عدد المساهمات : 37967
تاريخ التسجيل : 21/09/2009
|موضوع: May 09, 2015 The help of the Church in the thaw in relations between the U الأحد 10 مايو 2015, 5:43 am|| |
May 09, 2015
- اقتباس :
The help of the Church in the thaw in relations between the US and Cuba
(©Ansa) Obama and Raúl Castro shake hands
Tomorrow, Raúl Castro will be meeting Francis in the Vatican, ahead of the Pope’s visit to the island in September, on his way to the US
- اقتباس :
The Pope’s meeting with Raúl Castro is just around the corner. The 85-year-old Cuban president, Fidel’s brother, in the protagonist – alongside US President Barack Obama – of the historic thaw in relations between the two countries, a diplomatic initiative which the Holy See has discreetly helped ease along. Castro requested an audience with Pope Francis, adding this Vatican leg to a journey that took him first to Algeria and then Moscow.
Other than the global prospects for Latin America, triggered by the recent Panama summit, which was attended by the Vatican Secretary of State Cardinal Pietro Parolin, there are also diplomatic and ecclesial questions on the agenda in terms of the Holy See’s relationship with Havana.
As far as the former are concerned, the aim is to continue and to beef up dialogue between Cuba and the Holy See after a cold war that has lasted decades. A long history that has given rise to tensions and problems that cannot easily be resolved. As part of the package of requests Cuba wishes to address to the US, the island plans to ask for the return of the historic military base of Guantanamo, the US’s military outpost on the island and in Latin America. The big issue, however, is the embargo, which has an impact on financial, commercial and cultural relations. The positive signs represented by the first contact between the two countries through the possibility of travel is contributing to a lessening of tensions. But we must not forget that in order for restrictive measures to be cancelled, approval is first needed from Congress and the course of action upheld by Obama may not necessarily receive the required consensus.
Another important point worth remembering, is that up until now, the Cuban government has used the US embargo as a justification for policies of economic control over the island and its population.
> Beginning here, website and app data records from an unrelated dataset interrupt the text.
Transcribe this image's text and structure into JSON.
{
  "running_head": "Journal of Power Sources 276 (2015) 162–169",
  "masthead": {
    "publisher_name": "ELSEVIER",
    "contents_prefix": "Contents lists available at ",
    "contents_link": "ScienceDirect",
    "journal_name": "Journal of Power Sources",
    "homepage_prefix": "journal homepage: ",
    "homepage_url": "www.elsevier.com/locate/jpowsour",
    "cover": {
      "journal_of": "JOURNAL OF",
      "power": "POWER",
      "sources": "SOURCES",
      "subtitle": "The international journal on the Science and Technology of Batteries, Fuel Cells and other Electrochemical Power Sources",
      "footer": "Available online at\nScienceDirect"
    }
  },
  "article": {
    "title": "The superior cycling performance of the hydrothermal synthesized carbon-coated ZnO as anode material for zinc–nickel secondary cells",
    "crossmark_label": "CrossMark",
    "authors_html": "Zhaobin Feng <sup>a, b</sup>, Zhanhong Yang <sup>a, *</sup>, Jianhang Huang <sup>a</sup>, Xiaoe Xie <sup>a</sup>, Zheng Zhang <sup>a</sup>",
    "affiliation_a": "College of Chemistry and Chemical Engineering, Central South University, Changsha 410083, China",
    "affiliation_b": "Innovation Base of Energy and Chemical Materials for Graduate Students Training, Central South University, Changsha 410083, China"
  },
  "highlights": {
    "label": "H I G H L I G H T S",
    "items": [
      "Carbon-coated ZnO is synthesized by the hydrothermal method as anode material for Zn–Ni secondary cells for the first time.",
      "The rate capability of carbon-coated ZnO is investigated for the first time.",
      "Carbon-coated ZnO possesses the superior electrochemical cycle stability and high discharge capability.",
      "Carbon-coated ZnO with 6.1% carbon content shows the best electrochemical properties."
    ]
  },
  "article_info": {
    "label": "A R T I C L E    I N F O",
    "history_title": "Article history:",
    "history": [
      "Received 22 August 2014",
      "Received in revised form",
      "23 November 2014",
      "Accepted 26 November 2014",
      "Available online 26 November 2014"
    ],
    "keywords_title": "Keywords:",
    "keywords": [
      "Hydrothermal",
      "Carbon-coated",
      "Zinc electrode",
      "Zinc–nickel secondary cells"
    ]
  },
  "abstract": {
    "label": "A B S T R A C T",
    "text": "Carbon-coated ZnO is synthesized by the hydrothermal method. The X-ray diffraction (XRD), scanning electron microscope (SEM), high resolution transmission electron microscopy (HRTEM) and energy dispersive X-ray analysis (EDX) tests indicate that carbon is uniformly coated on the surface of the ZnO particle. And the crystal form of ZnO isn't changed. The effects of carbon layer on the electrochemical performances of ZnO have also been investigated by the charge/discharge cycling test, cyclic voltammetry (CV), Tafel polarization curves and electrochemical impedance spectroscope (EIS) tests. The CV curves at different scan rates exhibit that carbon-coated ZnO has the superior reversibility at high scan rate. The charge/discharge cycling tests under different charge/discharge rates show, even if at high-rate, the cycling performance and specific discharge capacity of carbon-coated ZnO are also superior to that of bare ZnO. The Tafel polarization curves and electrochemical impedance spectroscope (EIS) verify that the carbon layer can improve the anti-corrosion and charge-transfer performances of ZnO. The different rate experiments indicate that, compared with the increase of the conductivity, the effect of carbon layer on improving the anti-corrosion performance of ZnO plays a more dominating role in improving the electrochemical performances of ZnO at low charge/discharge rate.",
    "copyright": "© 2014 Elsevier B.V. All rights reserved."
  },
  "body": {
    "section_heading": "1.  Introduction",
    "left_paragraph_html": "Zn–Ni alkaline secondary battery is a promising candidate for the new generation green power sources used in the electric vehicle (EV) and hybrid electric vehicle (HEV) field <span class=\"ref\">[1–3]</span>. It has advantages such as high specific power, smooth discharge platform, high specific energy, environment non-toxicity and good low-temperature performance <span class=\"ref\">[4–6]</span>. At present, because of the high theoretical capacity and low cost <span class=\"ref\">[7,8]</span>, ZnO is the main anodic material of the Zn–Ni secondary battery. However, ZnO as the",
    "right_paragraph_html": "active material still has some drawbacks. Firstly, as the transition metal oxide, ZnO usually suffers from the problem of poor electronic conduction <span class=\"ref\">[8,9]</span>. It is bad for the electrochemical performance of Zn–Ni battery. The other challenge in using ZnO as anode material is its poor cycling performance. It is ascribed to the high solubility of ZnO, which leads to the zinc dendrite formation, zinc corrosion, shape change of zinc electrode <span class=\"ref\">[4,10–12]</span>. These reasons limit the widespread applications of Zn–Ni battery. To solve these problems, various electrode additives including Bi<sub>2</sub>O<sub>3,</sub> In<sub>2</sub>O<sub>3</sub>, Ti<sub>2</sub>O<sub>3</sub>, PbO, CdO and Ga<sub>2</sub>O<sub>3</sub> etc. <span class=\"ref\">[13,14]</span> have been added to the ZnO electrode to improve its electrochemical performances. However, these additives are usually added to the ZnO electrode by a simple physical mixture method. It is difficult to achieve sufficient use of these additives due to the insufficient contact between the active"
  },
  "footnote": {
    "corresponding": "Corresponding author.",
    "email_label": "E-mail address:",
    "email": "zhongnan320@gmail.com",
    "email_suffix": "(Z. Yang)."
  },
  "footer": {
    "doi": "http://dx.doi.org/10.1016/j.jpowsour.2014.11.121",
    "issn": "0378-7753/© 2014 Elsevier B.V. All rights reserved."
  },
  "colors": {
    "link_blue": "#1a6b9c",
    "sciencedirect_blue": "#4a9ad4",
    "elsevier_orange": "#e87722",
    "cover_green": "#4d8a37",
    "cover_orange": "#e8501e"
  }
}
Pope Francis is in a position to help the resumed dialogue process, backing calls for the embargo to be lifted, while at the same time asking the Cuban government to do its bit to advance the thaw in relations and move in the direction of freedom in order to improve the living conditions of the population.
The Catholic Church in Cuba has been backing the dialogue process for many years, in order to encourage Cuba to open itself up to the world, and the world to open itself up to Cuba, to coin a phrase used by John Paul II. The Holy See promoted the thaw in US-Cuban relations, in tune with the efforts of local bishops led by Cardinal Jaime Lucas Ortega y Alamino. They have asked the Cuban government for permission to build new churches and for improvements in communication and transport. They hope to have greater access to communication channels and that this communication will not just be limited to a quarter of an hour each year.
The hope is that tomorrow’s audience, as well as the Pope’s visit to the island this coming September, as part of the same trip that will, significantly, also include visits to Washington, to the White House and to Congress, will all have positive and concrete consequences. The recent history of relations between the Vatican and Cuba, has shown that these kinds of events are always marked by concessions made by the Cuban government, for example the re-introduction of Christmas as a public holiday, which was announced before John Paul II’s visit to the Caribbean island.